1912200019321933One time assistant to Hilary Pepler, later Carmelite friar and writer. Erudite figure, well known outside religious circles. Guilty of enigmatic fascist sympathies.
Aubrey David19321933Assistant to Hilary Pepler. Nothing else known to me.
John Hagreen1919200319371941Printer and book-binder, son of Philip Hagreen. Ordained as priest 1952.
John Mohr19571957Assistant to George Maxwell. Nothing else known to me.

Other local artists and important figures

Edward Johnson18721944Followed Gill from London to Ditchling where he spent the left of his life. Did not share Gill’s religious beliefs so was not involved in the formation of the Guild. Designed the Typeface for the London Underground.
Father Vincent McNab18681943Fr. McNabb was a member of the Dominican order for 58 years and served as professor of philosophy at Hawkesyard Priory, prior at Woodchester, parish priest at St. Dominic’s Priory, and prior and librarian at Holy Cross Priory, Leicester, as well as in various other official capacities for his Dominican province .Fr. McNabb was among the early Catholic ecumenists, seeking in particular to promote reunion between the Catholic Church and the Anglicans.

McNabb sought also to promote a vision of social justice inspired by St. Thomas Aquinas and by Pope Leo XIII’s Rerum novarum, which called upon “every minister of holy religion… to bring to the struggle [for broad distribution of property] the full energy of his mind and all his powers of endurance”, as well as to shore up both faith and reason against the threat of modernism.

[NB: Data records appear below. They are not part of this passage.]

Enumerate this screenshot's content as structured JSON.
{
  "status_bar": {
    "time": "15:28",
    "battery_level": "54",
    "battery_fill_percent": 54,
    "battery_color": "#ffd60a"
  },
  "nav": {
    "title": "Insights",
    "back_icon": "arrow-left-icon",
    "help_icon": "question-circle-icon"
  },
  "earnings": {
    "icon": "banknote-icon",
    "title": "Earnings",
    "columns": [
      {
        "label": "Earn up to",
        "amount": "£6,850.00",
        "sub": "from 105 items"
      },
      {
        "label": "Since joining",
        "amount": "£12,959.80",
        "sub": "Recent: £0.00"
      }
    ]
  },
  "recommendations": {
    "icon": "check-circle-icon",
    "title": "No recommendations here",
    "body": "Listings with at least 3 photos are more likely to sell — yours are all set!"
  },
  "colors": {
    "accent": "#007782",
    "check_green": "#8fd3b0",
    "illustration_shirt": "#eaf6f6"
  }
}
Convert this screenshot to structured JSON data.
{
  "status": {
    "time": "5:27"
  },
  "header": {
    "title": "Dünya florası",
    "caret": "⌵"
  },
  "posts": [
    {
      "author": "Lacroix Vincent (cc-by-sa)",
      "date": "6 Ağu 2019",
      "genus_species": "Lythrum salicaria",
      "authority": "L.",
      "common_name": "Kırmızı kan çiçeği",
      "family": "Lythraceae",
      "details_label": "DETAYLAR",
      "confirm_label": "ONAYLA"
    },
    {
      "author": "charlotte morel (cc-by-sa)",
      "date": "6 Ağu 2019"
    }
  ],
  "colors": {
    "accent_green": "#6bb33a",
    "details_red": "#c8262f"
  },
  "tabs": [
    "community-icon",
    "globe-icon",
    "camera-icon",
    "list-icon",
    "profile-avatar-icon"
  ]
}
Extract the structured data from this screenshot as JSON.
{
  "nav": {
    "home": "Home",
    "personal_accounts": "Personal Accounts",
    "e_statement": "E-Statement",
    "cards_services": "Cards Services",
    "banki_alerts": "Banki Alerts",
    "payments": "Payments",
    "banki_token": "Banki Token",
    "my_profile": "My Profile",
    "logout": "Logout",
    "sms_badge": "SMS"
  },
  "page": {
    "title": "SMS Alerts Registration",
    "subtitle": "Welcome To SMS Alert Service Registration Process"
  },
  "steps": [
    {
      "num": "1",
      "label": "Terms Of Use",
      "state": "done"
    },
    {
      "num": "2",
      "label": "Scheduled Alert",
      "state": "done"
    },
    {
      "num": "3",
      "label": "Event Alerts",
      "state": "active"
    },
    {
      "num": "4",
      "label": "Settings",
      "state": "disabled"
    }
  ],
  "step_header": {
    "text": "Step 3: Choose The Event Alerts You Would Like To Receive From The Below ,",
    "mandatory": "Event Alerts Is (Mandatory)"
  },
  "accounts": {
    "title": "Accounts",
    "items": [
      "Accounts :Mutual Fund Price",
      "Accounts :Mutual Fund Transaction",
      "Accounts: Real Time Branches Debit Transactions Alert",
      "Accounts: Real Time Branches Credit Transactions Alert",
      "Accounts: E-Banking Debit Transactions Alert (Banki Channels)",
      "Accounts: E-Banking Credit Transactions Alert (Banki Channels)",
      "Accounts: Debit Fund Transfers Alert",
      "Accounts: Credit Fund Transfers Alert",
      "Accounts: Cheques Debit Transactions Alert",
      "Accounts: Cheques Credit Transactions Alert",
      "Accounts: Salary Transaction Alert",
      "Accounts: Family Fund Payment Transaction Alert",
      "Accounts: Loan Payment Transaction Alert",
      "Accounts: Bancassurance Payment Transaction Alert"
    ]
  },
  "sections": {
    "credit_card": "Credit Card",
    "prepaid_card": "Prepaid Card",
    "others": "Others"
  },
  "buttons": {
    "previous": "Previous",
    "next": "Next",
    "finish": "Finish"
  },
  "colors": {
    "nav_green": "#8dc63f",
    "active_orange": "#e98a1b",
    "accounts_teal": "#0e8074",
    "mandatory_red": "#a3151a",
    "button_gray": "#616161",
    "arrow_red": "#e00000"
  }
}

This led him to promote distributism, especially those aspects relating to land ownership, and he was a key figure in the Catholic Land Movement. He was an important influence on Gill when he first became a Catholic, although this influence waned as the Guild were not able to pursue his ideas in agricultural self-sufficiency.
Herbert Shove18861943WW1 naval officer, convert to Catholicism, Ditchling resident, distributist thinker, general eccentric and Guild supporter. Successfully returned to naval duties in WW2, notwithstanding fascist sympathies.

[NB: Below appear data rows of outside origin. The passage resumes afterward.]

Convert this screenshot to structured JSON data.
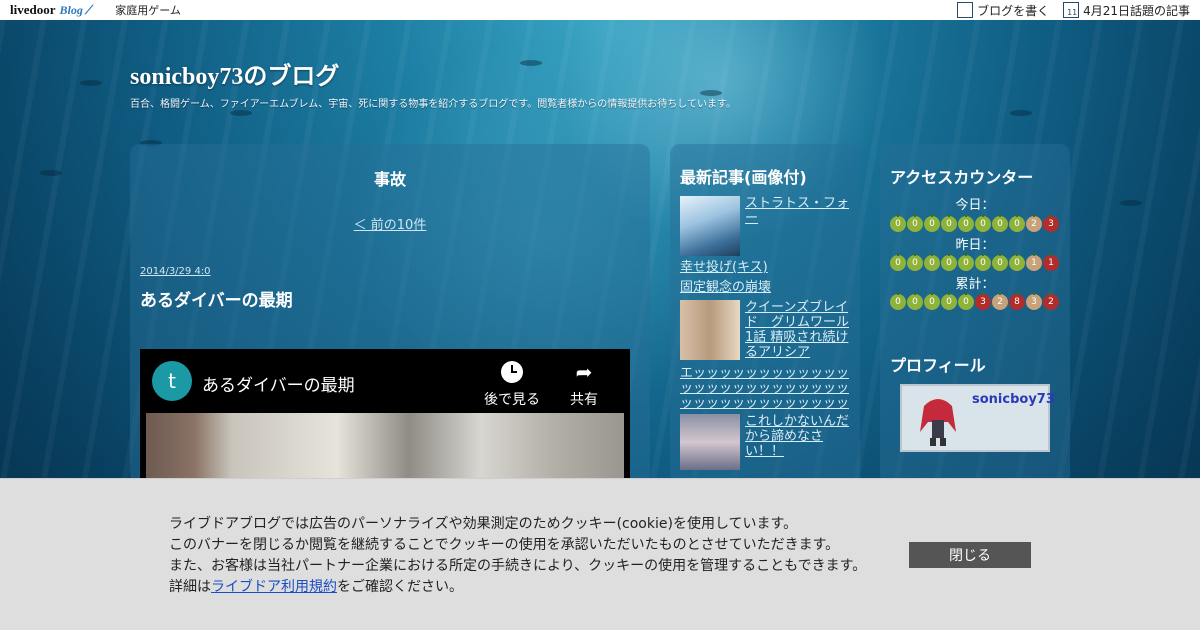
{
  "topbar": {
    "logo_livedoor": "livedoor",
    "logo_blog": "Blog",
    "category": "家庭用ゲーム",
    "write_blog": "ブログを書く",
    "trending": "4月21日話題の記事",
    "calendar_day": "11"
  },
  "header": {
    "title": "sonicboy73のブログ",
    "description": "百合、格闘ゲーム、ファイアーエムブレム、宇宙、死に関する物事を紹介するブログです。閲覧者様からの情報提供お待ちしています。"
  },
  "main": {
    "category_title": "事故",
    "prev_link": "＜ 前の10件",
    "post": {
      "date": "2014/3/29 4:0",
      "title": "あるダイバーの最期"
    },
    "video": {
      "avatar_letter": "t",
      "title": "あるダイバーの最期",
      "watch_later": "後で見る",
      "share": "共有"
    }
  },
  "recent": {
    "title": "最新記事(画像付)",
    "articles": [
      {
        "title": "ストラトス・フォー"
      },
      {
        "title": "幸せ投げ(キス)"
      },
      {
        "title": "固定観念の崩壊"
      },
      {
        "title": "クイーンズブレイド　グリムワール1話 精吸され続けるアリシア"
      },
      {
        "title": "エッッッッッッッッッッッッッッッッッッッッッッッッッッッッッッッッッッッッッッッ"
      },
      {
        "title": "これしかないんだから諦めなさい！！"
      }
    ]
  },
  "counter": {
    "title": "アクセスカウンター",
    "today_label": "今日：",
    "yesterday_label": "昨日：",
    "total_label": "累計：",
    "today_digits": [
      "0",
      "0",
      "0",
      "0",
      "0",
      "0",
      "0",
      "0",
      "2",
      "3"
    ],
    "yesterday_digits": [
      "0",
      "0",
      "0",
      "0",
      "0",
      "0",
      "0",
      "0",
      "1",
      "1"
    ],
    "total_digits": [
      "0",
      "0",
      "0",
      "0",
      "0",
      "3",
      "2",
      "8",
      "3",
      "2"
    ]
  },
  "profile": {
    "title": "プロフィール",
    "name": "sonicboy73"
  },
  "cookie": {
    "line1": "ライブドアブログでは広告のパーソナライズや効果測定のためクッキー(cookie)を使用しています。",
    "line2": "このバナーを閉じるか閲覧を継続することでクッキーの使用を承認いただいたものとさせていただきます。",
    "line3": "また、お客様は当社パートナー企業における所定の手続きにより、クッキーの使用を管理することもできます。",
    "line4_prefix": "詳細は",
    "line4_link": "ライブドア利用規約",
    "line4_suffix": "をご確認ください。",
    "close": "閉じる"
  },
  "colors": {
    "digit_green": "#8fb33a",
    "digit_red": "#b32c2c",
    "digit_tan": "#c7a27a",
    "close_button": "#555555",
    "link_blue": "#1a4ec2"
  }
}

Ethel Mairet
Hilary Bourne
Sir Frank Brangwyn18671956A renowned Welsh artist, painter, watercolourist, printmaker, illustrator, and designer. His life strangely shadows that of the Guild founders. He was part of the artistic community in Hammersmith before moving to Ditchling, also he had a Catholic background. He work often celebrated Empire and so its popularity has declined over time.
John Lord

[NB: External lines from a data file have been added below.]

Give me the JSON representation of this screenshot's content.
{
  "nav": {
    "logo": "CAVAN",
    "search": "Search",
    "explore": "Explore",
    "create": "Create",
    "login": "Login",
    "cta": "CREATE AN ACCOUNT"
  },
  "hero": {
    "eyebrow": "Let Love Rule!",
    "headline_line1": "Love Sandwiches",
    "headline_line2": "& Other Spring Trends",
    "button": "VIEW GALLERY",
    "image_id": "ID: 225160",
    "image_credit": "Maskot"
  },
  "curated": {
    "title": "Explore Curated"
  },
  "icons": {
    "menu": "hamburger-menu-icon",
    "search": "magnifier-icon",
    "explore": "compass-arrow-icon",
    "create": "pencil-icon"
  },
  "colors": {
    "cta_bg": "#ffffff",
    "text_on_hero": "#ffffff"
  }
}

Louis GinnetLouis Ginnett educated at the Brighton Grammar School then in Buckingham Road, and studied art at the Brighton School of Art where in 1909 he began to teach.

In 1919 Ginnett came to Ditchling. He lived in Chichester House in the High Street until his death in 1946. He became known as a portrait painter and many of his portraits show his daughter Mary as she grew up.
Charles Knight
John Skelton19231999Skelton was a nephew of Eric Gill and was first apprenticed to his uncle, shortly before Gill’s death. He continued his training under Joseph Cribb. He set up his workshop at Streat, near Ditchling and had many prestigious commissions. His daughter Helen also trained as a sculptor and works at his workshop